Getting Begets Wanting: a New Theory About Long-Term Changes in Strength of Motivation

Kathleen Vohs, University of Minnesota
Andrew Kaikati, University of Minnesota
Prior theories of motivation, based on the satiation cycle, propose that satisfaction reduces subsequent motivational drive. A new theory proposes that this occurs only in the short-run, and that motivation conforms to a “getting begets wanting” pattern in the long-run. In three studies, we demonstrate that “getting” (that is, engaging in a motivational endeavor) strengthens later motivation in that domain. We tested this theory in the contexts of crossword puzzles, handheld video games, napping, and news-related behaviors, and found that engaging in an activity increased motivation to engage in it subsequently.
[ to cite ]:
Kathleen Vohs and Andrew Kaikati (2008) ,"Getting Begets Wanting: a New Theory About Long-Term Changes in Strength of Motivation", in NA - Advances in Consumer Research Volume 35, eds.

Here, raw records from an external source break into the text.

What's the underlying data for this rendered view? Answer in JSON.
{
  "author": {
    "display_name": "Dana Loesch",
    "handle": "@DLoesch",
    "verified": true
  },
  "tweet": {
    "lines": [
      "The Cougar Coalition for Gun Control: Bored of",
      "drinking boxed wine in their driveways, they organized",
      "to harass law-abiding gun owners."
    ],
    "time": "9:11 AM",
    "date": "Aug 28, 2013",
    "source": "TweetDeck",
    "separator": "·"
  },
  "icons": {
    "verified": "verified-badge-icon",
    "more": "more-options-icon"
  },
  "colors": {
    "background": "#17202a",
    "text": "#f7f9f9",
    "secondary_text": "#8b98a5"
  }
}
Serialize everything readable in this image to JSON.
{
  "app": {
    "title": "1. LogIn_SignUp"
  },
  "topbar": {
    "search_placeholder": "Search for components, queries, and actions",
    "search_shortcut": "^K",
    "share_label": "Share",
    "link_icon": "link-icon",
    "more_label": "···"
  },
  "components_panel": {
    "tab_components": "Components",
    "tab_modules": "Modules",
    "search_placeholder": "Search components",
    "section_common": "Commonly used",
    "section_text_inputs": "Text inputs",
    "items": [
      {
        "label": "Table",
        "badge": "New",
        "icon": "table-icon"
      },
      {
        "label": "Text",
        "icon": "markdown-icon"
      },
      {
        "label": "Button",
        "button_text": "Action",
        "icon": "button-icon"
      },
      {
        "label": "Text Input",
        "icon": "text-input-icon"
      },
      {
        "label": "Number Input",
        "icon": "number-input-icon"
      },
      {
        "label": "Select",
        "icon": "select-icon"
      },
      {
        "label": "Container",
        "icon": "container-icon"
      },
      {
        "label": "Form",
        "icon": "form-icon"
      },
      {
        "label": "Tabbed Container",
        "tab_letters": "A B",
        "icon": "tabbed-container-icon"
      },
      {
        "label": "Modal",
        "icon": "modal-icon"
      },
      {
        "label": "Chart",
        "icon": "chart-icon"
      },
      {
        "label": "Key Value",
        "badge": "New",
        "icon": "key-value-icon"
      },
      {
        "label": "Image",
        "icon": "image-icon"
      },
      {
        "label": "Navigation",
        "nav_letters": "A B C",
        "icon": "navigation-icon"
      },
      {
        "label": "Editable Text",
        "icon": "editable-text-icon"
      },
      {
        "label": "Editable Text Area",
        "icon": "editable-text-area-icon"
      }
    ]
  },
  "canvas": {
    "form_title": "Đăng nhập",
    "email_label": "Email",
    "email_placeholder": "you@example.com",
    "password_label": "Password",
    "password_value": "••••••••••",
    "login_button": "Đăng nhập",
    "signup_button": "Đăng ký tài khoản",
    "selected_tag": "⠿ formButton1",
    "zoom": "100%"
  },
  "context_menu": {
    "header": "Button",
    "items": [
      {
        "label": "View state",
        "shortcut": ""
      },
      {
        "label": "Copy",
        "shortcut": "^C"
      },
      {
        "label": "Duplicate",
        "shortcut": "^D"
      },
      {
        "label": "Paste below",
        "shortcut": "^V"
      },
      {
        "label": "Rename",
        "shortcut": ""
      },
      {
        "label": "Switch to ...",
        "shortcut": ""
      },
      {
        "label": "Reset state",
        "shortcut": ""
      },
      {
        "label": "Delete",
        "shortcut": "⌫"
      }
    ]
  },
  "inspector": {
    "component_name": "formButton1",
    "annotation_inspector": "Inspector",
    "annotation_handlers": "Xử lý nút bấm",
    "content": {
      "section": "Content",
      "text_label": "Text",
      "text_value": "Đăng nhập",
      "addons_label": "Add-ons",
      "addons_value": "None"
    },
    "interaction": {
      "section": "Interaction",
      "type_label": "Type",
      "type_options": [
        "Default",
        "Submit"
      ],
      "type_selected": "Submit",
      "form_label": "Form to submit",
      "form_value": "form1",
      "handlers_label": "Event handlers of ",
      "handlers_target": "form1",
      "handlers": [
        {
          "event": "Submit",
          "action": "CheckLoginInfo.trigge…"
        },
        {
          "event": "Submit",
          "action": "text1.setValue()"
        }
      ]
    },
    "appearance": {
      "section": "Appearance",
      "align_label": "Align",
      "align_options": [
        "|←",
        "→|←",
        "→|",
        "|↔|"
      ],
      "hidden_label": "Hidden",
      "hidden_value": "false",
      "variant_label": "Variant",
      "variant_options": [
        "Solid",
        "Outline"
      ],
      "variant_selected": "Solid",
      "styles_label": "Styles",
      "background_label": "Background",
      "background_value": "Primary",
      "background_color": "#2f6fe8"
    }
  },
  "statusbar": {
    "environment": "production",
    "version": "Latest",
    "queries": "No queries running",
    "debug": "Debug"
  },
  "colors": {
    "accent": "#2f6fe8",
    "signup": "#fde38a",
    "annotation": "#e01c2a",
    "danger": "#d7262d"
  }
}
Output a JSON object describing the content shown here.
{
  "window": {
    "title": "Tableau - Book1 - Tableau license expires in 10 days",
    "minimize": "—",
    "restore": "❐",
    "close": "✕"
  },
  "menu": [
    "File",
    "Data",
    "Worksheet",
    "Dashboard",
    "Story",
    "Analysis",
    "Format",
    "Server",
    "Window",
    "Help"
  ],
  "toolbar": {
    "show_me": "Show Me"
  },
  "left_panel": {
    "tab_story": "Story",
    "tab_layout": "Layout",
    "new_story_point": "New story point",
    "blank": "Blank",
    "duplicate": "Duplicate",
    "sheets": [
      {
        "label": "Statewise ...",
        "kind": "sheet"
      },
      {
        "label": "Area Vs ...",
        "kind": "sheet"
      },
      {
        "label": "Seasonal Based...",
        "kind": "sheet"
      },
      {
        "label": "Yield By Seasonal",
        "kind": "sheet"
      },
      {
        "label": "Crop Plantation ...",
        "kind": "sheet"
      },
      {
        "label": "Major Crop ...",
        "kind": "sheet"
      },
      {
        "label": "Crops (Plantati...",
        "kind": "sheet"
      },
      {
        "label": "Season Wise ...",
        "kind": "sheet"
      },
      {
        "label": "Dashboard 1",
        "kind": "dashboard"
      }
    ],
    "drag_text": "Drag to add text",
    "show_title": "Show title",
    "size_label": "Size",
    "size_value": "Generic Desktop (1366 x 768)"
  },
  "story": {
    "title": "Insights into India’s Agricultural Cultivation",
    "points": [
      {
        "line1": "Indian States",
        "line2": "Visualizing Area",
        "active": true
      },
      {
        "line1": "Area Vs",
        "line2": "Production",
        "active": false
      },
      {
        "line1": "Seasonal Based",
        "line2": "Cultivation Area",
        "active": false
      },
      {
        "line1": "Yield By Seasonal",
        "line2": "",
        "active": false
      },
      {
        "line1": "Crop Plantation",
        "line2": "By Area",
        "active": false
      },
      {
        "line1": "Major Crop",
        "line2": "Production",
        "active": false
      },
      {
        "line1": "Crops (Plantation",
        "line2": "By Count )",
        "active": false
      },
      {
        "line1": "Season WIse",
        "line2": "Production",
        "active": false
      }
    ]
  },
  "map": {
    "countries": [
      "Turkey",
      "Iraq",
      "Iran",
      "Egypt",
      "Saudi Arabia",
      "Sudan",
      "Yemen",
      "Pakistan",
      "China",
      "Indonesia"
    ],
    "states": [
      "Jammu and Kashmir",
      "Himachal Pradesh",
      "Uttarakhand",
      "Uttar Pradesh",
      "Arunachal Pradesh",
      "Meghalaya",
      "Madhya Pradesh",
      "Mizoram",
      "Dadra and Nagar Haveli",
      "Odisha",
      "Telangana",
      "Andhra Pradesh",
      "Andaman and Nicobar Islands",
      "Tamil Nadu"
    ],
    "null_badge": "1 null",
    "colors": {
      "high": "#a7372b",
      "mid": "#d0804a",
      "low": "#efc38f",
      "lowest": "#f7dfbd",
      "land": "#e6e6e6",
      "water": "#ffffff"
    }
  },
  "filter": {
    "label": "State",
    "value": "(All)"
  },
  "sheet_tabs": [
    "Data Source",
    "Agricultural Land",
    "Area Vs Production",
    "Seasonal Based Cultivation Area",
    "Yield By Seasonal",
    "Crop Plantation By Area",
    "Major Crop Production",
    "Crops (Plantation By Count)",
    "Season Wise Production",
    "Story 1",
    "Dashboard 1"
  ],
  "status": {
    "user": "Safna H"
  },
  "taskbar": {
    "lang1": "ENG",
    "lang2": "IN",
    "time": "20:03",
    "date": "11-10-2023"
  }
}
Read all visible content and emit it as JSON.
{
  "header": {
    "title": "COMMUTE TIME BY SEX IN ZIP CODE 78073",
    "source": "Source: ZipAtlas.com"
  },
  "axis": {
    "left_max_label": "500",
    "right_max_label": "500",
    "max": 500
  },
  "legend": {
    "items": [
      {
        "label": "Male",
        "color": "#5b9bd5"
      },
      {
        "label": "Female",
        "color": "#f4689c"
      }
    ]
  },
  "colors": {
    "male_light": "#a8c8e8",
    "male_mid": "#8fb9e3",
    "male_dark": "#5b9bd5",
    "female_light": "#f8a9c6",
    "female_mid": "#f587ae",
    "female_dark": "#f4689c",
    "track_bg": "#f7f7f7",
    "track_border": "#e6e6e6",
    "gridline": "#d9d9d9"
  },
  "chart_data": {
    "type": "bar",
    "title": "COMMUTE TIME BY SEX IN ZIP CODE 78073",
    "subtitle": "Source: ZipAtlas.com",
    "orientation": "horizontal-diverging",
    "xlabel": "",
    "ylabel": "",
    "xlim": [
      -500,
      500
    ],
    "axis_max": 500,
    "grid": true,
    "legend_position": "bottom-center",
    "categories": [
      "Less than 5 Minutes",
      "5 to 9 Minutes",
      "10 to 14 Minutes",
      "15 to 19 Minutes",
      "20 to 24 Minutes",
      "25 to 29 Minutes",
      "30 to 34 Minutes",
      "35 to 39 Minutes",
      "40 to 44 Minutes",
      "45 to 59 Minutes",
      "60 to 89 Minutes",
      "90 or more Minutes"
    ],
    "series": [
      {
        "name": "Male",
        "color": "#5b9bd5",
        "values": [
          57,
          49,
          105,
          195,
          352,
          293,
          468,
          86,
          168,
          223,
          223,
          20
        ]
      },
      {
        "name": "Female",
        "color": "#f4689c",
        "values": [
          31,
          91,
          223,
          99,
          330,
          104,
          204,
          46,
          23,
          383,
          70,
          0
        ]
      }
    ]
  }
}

Angela Y. Lee and Dilip Soman, Duluth, MN : Association for Consumer Research, Pages: 913-913.